---------- RECORDS SHOWN ----------
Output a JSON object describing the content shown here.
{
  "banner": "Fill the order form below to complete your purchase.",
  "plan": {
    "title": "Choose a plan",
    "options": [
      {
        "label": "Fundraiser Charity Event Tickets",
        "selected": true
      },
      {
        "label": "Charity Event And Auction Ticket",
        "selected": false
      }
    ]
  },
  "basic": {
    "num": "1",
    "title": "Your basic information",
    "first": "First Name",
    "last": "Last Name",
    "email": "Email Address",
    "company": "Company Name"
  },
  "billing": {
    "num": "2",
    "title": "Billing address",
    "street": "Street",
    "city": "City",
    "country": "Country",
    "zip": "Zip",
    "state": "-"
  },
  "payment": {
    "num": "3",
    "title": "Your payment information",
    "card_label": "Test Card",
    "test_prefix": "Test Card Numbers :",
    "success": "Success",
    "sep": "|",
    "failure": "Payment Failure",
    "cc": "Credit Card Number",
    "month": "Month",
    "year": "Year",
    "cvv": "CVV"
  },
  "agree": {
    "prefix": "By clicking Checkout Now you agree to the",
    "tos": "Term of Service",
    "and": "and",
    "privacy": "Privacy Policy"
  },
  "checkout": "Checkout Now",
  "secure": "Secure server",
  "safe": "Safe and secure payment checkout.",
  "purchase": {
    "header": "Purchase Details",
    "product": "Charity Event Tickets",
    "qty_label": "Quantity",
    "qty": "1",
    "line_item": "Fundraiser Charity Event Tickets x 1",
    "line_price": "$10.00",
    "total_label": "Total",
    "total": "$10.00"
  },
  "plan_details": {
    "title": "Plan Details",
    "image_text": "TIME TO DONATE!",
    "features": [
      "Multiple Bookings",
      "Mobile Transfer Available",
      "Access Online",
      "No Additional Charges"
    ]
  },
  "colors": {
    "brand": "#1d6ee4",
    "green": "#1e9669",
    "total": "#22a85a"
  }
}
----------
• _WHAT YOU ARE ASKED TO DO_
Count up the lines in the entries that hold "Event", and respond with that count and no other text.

• _OUTPUT FOR THIS EXERCISE_
4